Let Parliament pick presidential candidates, then the public votes

Unlike in the past, when it was less onerous to find a potential candidate for an appointed presidency, a candidate for the current elected post would be more difficult to find.

His quality of being apolitical and a strong unifying figure, able to win the support of citizens, must be above all.

One of the proposals for minority representation is a rotational system, in which only members of one community can contest in each election.

Rotation has to take into account the racial composition of the population in percentage terms, and it may not be prudent to alter aspects of the presidency simply to accommodate another race.

Hence, to minimise any contention, the idea of going back to having Parliament decide who should take up the highest office in the land is a very good one ("'Restore former system of Parliament appointing president'"; May 7).

This will enable Members of Parliament, as representatives of the people, to look into the issue closely.

All our appointed presidents, although they came from a political party, discharged their duties impartially while in office.

Perhaps there should be a hybrid appoint-elect system. Instead of simply appointing a president, Parliament can scrutinise and select a few potential candidates to stand for election, to be voted in by the public.

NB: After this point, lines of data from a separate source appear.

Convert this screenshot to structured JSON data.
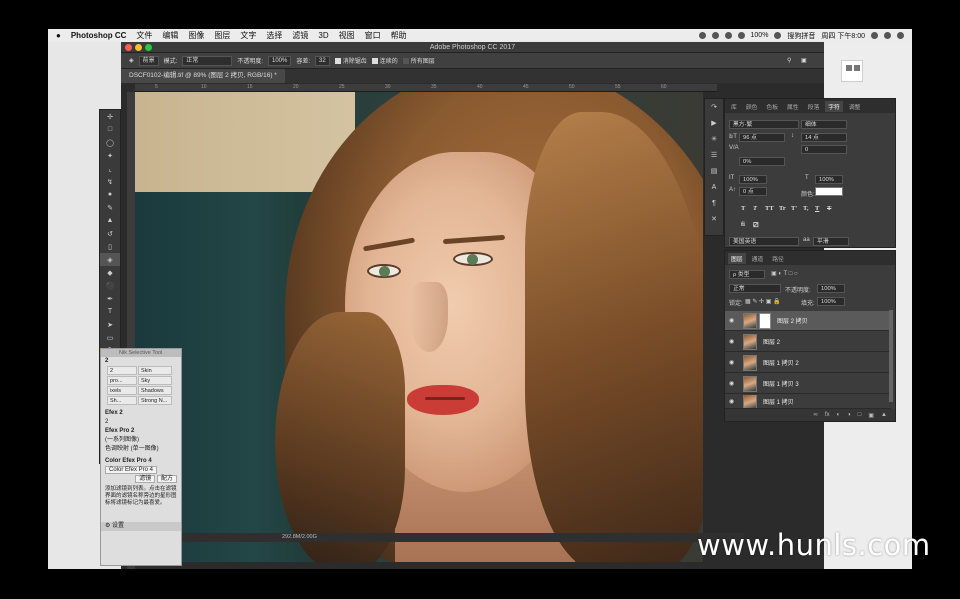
{
  "menubar": {
    "apple": "",
    "app_name": "Photoshop CC",
    "items": [
      "文件",
      "编辑",
      "图像",
      "图层",
      "文字",
      "选择",
      "滤镜",
      "3D",
      "视图",
      "窗口",
      "帮助"
    ],
    "battery": "100%",
    "input_method": "搜狗拼音",
    "clock": "周四 下午8:00"
  },
  "window": {
    "title": "Adobe Photoshop CC 2017"
  },
  "options_bar": {
    "preset": "前景",
    "mode_label": "模式:",
    "mode_value": "正常",
    "opacity_label": "不透明度:",
    "opacity_value": "100%",
    "tolerance_label": "容差:",
    "tolerance_value": "32",
    "antialias": "消除锯齿",
    "contiguous": "连续的",
    "all_layers": "所有图层"
  },
  "document": {
    "tab": "DSCF0102-编辑.tif @ 89% (图层 2 拷贝, RGB/16) *",
    "status": "292.8M/2.00G",
    "ruler_marks": [
      "5",
      "10",
      "15",
      "20",
      "25",
      "30",
      "35",
      "40",
      "45",
      "50",
      "55",
      "60"
    ]
  },
  "nik_panel": {
    "title": "Nik Selective Tool",
    "row1": "2",
    "grid": [
      [
        "2",
        "Skin"
      ],
      [
        "pro...",
        "Sky"
      ],
      [
        "ixels",
        "Shadows"
      ],
      [
        "Sh...",
        "Strong N..."
      ]
    ],
    "section2": "Efex 2",
    "sub2": "2",
    "efex": "Efex Pro 2",
    "efex_sub1": "(一系列图像)",
    "efex_sub2": "色调映射 (单一图像)",
    "cep4": "Color Efex Pro 4",
    "cep4_btn": "Color Efex Pro 4",
    "filter_btn": "滤镜",
    "recipe_btn": "配方",
    "help_text": "添加滤镜到列表。点击在滤镜界面的滤镜名称旁边的星形图标将滤镜标记为最喜爱。",
    "footer": "设置"
  },
  "char_panel": {
    "tabs": [
      "库",
      "颜色",
      "色板",
      "属性",
      "段落",
      "字符",
      "调整"
    ],
    "active_tab": "字符",
    "font_family": "黑方-繁",
    "font_style": "细体",
    "font_size": "96 点",
    "leading": "14 点",
    "kerning": "V/A",
    "tracking": "0",
    "tsume": "0%",
    "vscale": "100%",
    "hscale": "100%",
    "baseline": "0 点",
    "color_label": "颜色:",
    "style_buttons": [
      "T",
      "T",
      "TT",
      "Tr",
      "T'",
      "T,",
      "T",
      "T"
    ],
    "language": "美国英语",
    "antialias": "平滑"
  },
  "layers_panel": {
    "tabs": [
      "图层",
      "通道",
      "路径"
    ],
    "filter": "ρ 类型",
    "blend": "正常",
    "opacity_label": "不透明度:",
    "opacity": "100%",
    "lock_label": "锁定:",
    "fill_label": "填充:",
    "fill": "100%",
    "layers": [
      {
        "name": "图层 2 拷贝",
        "selected": true,
        "mask": true
      },
      {
        "name": "图层 2",
        "selected": false,
        "mask": false
      },
      {
        "name": "图层 1 拷贝 2",
        "selected": false,
        "mask": false
      },
      {
        "name": "图层 1 拷贝 3",
        "selected": false,
        "mask": false
      },
      {
        "name": "图层 1 拷贝",
        "selected": false,
        "mask": false
      }
    ],
    "footer_icons": [
      "link-icon",
      "fx-icon",
      "mask-icon",
      "adjustment-icon",
      "group-icon",
      "new-layer-icon",
      "trash-icon"
    ]
  },
  "watermark": "www.hunls.com",
  "colors": {
    "ps_dark": "#2b2b2b",
    "panel": "#3c3c3c",
    "lips": "#c93d36",
    "traffic_red": "#ff5f57",
    "traffic_yellow": "#febc2e",
    "traffic_green": "#28c840"
  }
}
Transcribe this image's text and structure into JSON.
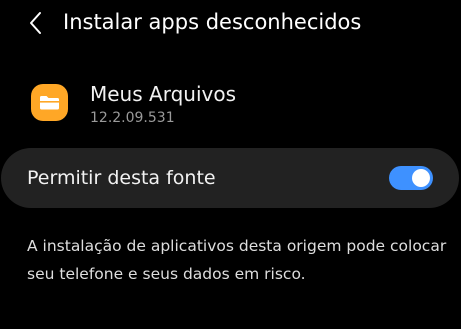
{
  "header": {
    "title": "Instalar apps desconhecidos",
    "back_icon": "chevron-left-icon"
  },
  "app": {
    "name": "Meus Arquivos",
    "version": "12.2.09.531",
    "icon": "folder-icon",
    "icon_color": "#ffa726"
  },
  "setting": {
    "label": "Permitir desta fonte",
    "enabled": true,
    "switch_color": "#3e91ff"
  },
  "warning": {
    "text": "A instalação de aplicativos desta origem pode colocar seu telefone e seus dados em risco."
  }
}
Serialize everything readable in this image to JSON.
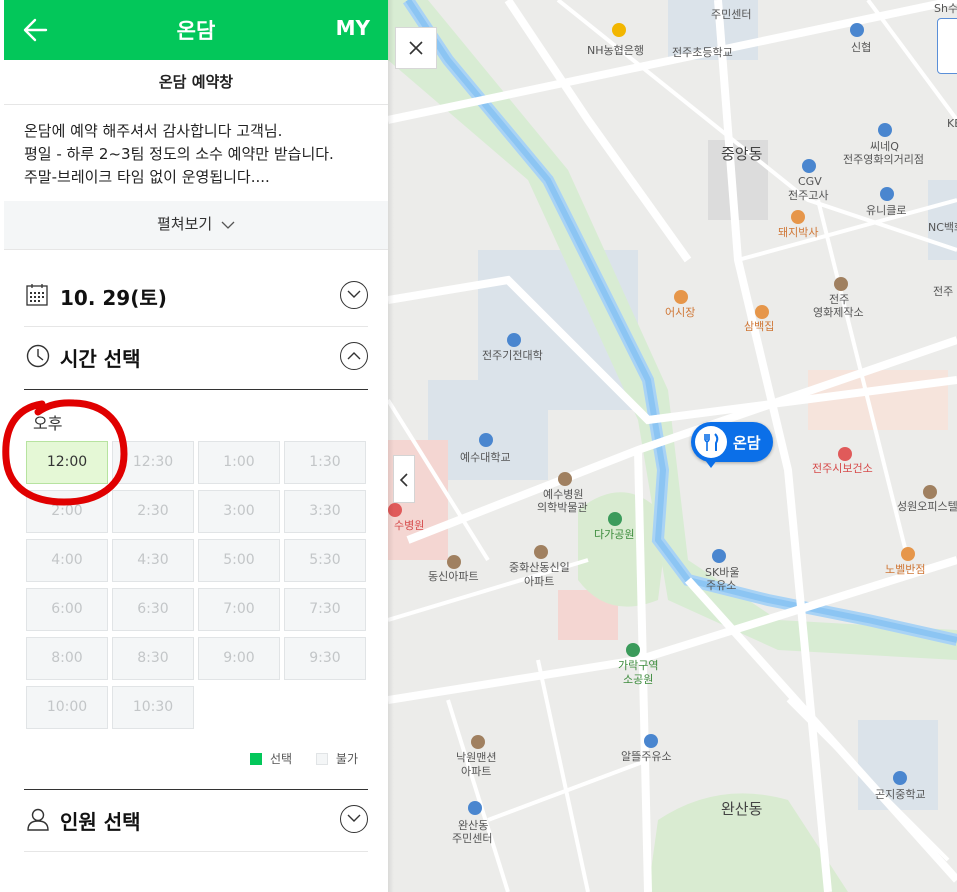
{
  "header": {
    "title": "온담",
    "my_label": "MY"
  },
  "subtitle": "온담 예약창",
  "notice": {
    "lines": [
      "온담에 예약 해주셔서 감사합니다 고객님.",
      "평일 - 하루 2~3팀 정도의 소수 예약만 받습니다.",
      "주말-브레이크 타임 없이 운영됩니다...."
    ],
    "expand_label": "펼쳐보기"
  },
  "date_section": {
    "label": "10. 29(토)"
  },
  "time_section": {
    "label": "시간 선택",
    "period": "오후",
    "slots": [
      "12:00",
      "12:30",
      "1:00",
      "1:30",
      "2:00",
      "2:30",
      "3:00",
      "3:30",
      "4:00",
      "4:30",
      "5:00",
      "5:30",
      "6:00",
      "6:30",
      "7:00",
      "7:30",
      "8:00",
      "8:30",
      "9:00",
      "9:30",
      "10:00",
      "10:30"
    ],
    "selected_slot": "12:00",
    "legend": {
      "selected": "선택",
      "unavailable": "불가"
    }
  },
  "people_section": {
    "label": "인원 선택"
  },
  "colors": {
    "accent": "#03c75a",
    "marker": "#0b6fe8",
    "annotation": "#e00000"
  },
  "map": {
    "marker_label": "온담",
    "labels": {
      "l1": "주민센터",
      "l2": "NH농협은행",
      "l3": "전주초등학교",
      "l4": "신협",
      "l5": "중앙동",
      "l6": "씨네Q",
      "l7": "전주영화의거리점",
      "l8": "CGV",
      "l9": "전주고사",
      "l10": "유니클로",
      "l11": "돼지박사",
      "l12": "어시장",
      "l13": "삼백집",
      "l14": "전주",
      "l15": "영화제작소",
      "l16": "전주기전대학",
      "l17": "예수대학교",
      "l18": "전주시보건소",
      "l19": "예수병원",
      "l20": "의학박물관",
      "l21": "성원오피스텔",
      "l22": "수병원",
      "l23": "다가공원",
      "l24": "중화산동신일",
      "l25": "아파트",
      "l26": "동신아파트",
      "l27": "SK바울",
      "l28": "주유소",
      "l29": "노벨반점",
      "l30": "가락구역",
      "l31": "소공원",
      "l32": "알뜰주유소",
      "l33": "낙원맨션",
      "l34": "아파트",
      "l35": "완산동",
      "l36": "완산동",
      "l37": "주민센터",
      "l38": "곤지중학교",
      "l39": "NC백화",
      "l40": "KE",
      "l41": "Sh수",
      "l42": "전주"
    }
  }
}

In this way, the electorate will have a better slate of candidates.

Hence, in any referendum on the proposals ("Let Singaporeans vote on changes to elected presidency" by Mr S. Nallakaruppan; May 11), an option in which Parliament submits a selection of candidates for a presidential election should be included.

Philip Sim Ah Tee